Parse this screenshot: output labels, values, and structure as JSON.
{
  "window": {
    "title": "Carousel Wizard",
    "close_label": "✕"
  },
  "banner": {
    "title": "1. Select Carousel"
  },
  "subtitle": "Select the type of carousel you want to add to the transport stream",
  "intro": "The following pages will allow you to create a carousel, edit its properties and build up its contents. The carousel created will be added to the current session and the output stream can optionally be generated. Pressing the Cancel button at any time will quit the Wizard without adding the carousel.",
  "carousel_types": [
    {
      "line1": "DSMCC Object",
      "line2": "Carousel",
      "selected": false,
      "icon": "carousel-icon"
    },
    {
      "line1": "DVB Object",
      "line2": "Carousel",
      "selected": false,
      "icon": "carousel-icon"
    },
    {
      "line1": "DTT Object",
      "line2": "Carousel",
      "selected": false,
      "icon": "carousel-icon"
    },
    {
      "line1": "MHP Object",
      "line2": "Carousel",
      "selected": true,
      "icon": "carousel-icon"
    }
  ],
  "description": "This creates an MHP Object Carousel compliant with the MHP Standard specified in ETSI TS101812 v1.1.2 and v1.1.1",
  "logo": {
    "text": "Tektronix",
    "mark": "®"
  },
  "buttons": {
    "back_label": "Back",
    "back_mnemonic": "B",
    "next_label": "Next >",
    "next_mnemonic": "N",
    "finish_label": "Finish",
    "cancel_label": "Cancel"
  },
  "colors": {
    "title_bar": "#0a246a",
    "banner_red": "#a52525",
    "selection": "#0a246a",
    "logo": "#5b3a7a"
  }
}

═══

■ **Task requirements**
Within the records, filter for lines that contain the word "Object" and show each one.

■ **Answer to the problem**
      "line1": "DSMCC Object",
      "line1": "DVB Object",
      "line1": "DTT Object",
      "line1": "MHP Object",
  "description": "This creates an MHP Object Carousel compliant with the MHP Standard specified in ETSI TS101812 v1.1.2 and v1.1.1",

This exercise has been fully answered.